Start of Block

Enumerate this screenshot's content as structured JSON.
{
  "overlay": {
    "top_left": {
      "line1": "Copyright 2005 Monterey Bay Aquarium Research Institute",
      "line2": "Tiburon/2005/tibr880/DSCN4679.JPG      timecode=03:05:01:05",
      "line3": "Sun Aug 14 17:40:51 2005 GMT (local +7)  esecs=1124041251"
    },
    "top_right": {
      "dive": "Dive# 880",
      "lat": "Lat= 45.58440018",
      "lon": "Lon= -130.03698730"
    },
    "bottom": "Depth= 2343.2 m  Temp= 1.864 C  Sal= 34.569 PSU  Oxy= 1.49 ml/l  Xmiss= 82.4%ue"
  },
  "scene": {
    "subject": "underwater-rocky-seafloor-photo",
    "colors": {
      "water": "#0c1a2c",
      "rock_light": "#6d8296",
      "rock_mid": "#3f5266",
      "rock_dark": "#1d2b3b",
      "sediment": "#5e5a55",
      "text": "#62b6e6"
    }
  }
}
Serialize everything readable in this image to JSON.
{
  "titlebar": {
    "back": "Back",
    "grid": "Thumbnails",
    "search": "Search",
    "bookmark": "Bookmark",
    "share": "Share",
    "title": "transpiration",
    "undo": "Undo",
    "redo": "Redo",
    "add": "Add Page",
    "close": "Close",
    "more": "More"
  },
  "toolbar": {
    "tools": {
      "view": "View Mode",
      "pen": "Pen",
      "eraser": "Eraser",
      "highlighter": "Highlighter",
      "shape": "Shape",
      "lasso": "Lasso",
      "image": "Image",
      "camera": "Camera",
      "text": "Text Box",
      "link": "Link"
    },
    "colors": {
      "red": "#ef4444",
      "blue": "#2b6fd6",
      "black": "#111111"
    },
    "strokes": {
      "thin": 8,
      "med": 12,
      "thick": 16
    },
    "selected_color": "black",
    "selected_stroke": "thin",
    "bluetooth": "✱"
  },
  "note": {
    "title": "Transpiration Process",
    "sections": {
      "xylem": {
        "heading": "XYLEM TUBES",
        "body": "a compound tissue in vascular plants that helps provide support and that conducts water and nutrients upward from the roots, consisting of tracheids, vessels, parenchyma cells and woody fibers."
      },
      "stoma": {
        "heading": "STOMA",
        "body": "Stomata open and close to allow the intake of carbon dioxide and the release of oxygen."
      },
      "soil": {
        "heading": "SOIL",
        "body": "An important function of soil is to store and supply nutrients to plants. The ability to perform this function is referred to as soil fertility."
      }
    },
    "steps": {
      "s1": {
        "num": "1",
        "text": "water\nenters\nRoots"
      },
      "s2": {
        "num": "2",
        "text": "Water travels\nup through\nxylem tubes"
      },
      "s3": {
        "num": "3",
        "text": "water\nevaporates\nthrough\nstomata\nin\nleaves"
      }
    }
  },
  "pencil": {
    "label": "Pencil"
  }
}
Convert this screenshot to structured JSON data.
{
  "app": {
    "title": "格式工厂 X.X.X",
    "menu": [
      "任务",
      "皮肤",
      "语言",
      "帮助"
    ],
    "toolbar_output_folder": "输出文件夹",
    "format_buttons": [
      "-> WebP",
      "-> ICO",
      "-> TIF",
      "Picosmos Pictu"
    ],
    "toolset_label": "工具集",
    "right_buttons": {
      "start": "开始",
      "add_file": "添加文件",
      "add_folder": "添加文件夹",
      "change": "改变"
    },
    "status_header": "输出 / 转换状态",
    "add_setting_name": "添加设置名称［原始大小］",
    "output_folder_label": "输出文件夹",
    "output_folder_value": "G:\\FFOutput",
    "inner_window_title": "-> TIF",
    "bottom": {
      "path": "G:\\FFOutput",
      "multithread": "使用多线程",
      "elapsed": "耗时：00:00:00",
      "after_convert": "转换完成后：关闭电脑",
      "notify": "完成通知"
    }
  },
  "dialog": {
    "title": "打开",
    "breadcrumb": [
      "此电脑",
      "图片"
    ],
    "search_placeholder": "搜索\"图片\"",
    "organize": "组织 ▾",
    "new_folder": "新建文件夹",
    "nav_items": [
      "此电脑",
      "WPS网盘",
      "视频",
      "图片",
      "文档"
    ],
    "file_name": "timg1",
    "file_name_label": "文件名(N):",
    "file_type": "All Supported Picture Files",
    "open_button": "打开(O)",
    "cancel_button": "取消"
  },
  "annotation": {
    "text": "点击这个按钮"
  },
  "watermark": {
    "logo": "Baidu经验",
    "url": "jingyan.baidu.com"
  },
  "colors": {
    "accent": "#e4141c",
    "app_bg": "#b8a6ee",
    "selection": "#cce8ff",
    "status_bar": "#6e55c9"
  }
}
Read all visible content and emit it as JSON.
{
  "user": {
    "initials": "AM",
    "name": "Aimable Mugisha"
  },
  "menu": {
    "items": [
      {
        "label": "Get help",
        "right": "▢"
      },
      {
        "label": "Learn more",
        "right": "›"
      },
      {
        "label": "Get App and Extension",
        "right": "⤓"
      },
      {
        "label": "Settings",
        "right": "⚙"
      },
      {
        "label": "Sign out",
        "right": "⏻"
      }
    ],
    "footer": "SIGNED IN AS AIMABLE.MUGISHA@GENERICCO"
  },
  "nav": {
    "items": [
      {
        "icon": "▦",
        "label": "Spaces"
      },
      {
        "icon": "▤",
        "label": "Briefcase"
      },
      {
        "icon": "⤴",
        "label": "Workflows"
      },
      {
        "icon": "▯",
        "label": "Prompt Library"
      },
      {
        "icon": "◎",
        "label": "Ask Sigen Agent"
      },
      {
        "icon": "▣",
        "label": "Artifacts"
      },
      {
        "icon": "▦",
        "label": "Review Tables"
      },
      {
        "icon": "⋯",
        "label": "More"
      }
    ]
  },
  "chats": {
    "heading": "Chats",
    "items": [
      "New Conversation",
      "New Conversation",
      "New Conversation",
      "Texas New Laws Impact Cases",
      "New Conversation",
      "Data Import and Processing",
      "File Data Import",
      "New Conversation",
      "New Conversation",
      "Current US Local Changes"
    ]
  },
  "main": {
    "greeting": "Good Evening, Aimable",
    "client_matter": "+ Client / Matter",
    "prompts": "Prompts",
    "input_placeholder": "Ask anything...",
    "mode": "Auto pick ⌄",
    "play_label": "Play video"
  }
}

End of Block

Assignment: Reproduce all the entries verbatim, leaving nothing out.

Task output:
Enumerate this screenshot's content as structured JSON.
{
  "overlay": {
    "top_left": {
      "line1": "Copyright 2005 Monterey Bay Aquarium Research Institute",
      "line2": "Tiburon/2005/tibr880/DSCN4679.JPG      timecode=03:05:01:05",
      "line3": "Sun Aug 14 17:40:51 2005 GMT (local +7)  esecs=1124041251"
    },
    "top_right": {
      "dive": "Dive# 880",
      "lat": "Lat= 45.58440018",
      "lon": "Lon= -130.03698730"
    },
    "bottom": "Depth= 2343.2 m  Temp= 1.864 C  Sal= 34.569 PSU  Oxy= 1.49 ml/l  Xmiss= 82.4%ue"
  },
  "scene": {
    "subject": "underwater-rocky-seafloor-photo",
    "colors": {
      "water": "#0c1a2c",
      "rock_light": "#6d8296",
      "rock_mid": "#3f5266",
      "rock_dark": "#1d2b3b",
      "sediment": "#5e5a55",
      "text": "#62b6e6"
    }
  }
}
Serialize everything readable in this image to JSON.
{
  "titlebar": {
    "back": "Back",
    "grid": "Thumbnails",
    "search": "Search",
    "bookmark": "Bookmark",
    "share": "Share",
    "title": "transpiration",
    "undo": "Undo",
    "redo": "Redo",
    "add": "Add Page",
    "close": "Close",
    "more": "More"
  },
  "toolbar": {
    "tools": {
      "view": "View Mode",
      "pen": "Pen",
      "eraser": "Eraser",
      "highlighter": "Highlighter",
      "shape": "Shape",
      "lasso": "Lasso",
      "image": "Image",
      "camera": "Camera",
      "text": "Text Box",
      "link": "Link"
    },
    "colors": {
      "red": "#ef4444",
      "blue": "#2b6fd6",
      "black": "#111111"
    },
    "strokes": {
      "thin": 8,
      "med": 12,
      "thick": 16
    },
    "selected_color": "black",
    "selected_stroke": "thin",
    "bluetooth": "✱"
  },
  "note": {
    "title": "Transpiration Process",
    "sections": {
      "xylem": {
        "heading": "XYLEM TUBES",
        "body": "a compound tissue in vascular plants that helps provide support and that conducts water and nutrients upward from the roots, consisting of tracheids, vessels, parenchyma cells and woody fibers."
      },
      "stoma": {
        "heading": "STOMA",
        "body": "Stomata open and close to allow the intake of carbon dioxide and the release of oxygen."
      },
      "soil": {
        "heading": "SOIL",
        "body": "An important function of soil is to store and supply nutrients to plants. The ability to perform this function is referred to as soil fertility."
      }
    },
    "steps": {
      "s1": {
        "num": "1",
        "text": "water\nenters\nRoots"
      },
      "s2": {
        "num": "2",
        "text": "Water travels\nup through\nxylem tubes"
      },
      "s3": {
        "num": "3",
        "text": "water\nevaporates\nthrough\nstomata\nin\nleaves"
      }
    }
  },
  "pencil": {
    "label": "Pencil"
  }
}
Convert this screenshot to structured JSON data.
{
  "app": {
    "title": "格式工厂 X.X.X",
    "menu": [
      "任务",
      "皮肤",
      "语言",
      "帮助"
    ],
    "toolbar_output_folder": "输出文件夹",
    "format_buttons": [
      "-> WebP",
      "-> ICO",
      "-> TIF",
      "Picosmos Pictu"
    ],
    "toolset_label": "工具集",
    "right_buttons": {
      "start": "开始",
      "add_file": "添加文件",
      "add_folder": "添加文件夹",
      "change": "改变"
    },
    "status_header": "输出 / 转换状态",
    "add_setting_name": "添加设置名称［原始大小］",
    "output_folder_label": "输出文件夹",
    "output_folder_value": "G:\\FFOutput",
    "inner_window_title": "-> TIF",
    "bottom": {
      "path": "G:\\FFOutput",
      "multithread": "使用多线程",
      "elapsed": "耗时：00:00:00",
      "after_convert": "转换完成后：关闭电脑",
      "notify": "完成通知"
    }
  },
  "dialog": {
    "title": "打开",
    "breadcrumb": [
      "此电脑",
      "图片"
    ],
    "search_placeholder": "搜索\"图片\"",
    "organize": "组织 ▾",
    "new_folder": "新建文件夹",
    "nav_items": [
      "此电脑",
      "WPS网盘",
      "视频",
      "图片",
      "文档"
    ],
    "file_name": "timg1",
    "file_name_label": "文件名(N):",
    "file_type": "All Supported Picture Files",
    "open_button": "打开(O)",
    "cancel_button": "取消"
  },
  "annotation": {
    "text": "点击这个按钮"
  },
  "watermark": {
    "logo": "Baidu经验",
    "url": "jingyan.baidu.com"
  },
  "colors": {
    "accent": "#e4141c",
    "app_bg": "#b8a6ee",
    "selection": "#cce8ff",
    "status_bar": "#6e55c9"
  }
}
Read all visible content and emit it as JSON.
{
  "user": {
    "initials": "AM",
    "name": "Aimable Mugisha"
  },
  "menu": {
    "items": [
      {
        "label": "Get help",
        "right": "▢"
      },
      {
        "label": "Learn more",
        "right": "›"
      },
      {
        "label": "Get App and Extension",
        "right": "⤓"
      },
      {
        "label": "Settings",
        "right": "⚙"
      },
      {
        "label": "Sign out",
        "right": "⏻"
      }
    ],
    "footer": "SIGNED IN AS AIMABLE.MUGISHA@GENERICCO"
  },
  "nav": {
    "items": [
      {
        "icon": "▦",
        "label": "Spaces"
      },
      {
        "icon": "▤",
        "label": "Briefcase"
      },
      {
        "icon": "⤴",
        "label": "Workflows"
      },
      {
        "icon": "▯",
        "label": "Prompt Library"
      },
      {
        "icon": "◎",
        "label": "Ask Sigen Agent"
      },
      {
        "icon": "▣",
        "label": "Artifacts"
      },
      {
        "icon": "▦",
        "label": "Review Tables"
      },
      {
        "icon": "⋯",
        "label": "More"
      }
    ]
  },
  "chats": {
    "heading": "Chats",
    "items": [
      "New Conversation",
      "New Conversation",
      "New Conversation",
      "Texas New Laws Impact Cases",
      "New Conversation",
      "Data Import and Processing",
      "File Data Import",
      "New Conversation",
      "New Conversation",
      "Current US Local Changes"
    ]
  },
  "main": {
    "greeting": "Good Evening, Aimable",
    "client_matter": "+ Client / Matter",
    "prompts": "Prompts",
    "input_placeholder": "Ask anything...",
    "mode": "Auto pick ⌄",
    "play_label": "Play video"
  }
}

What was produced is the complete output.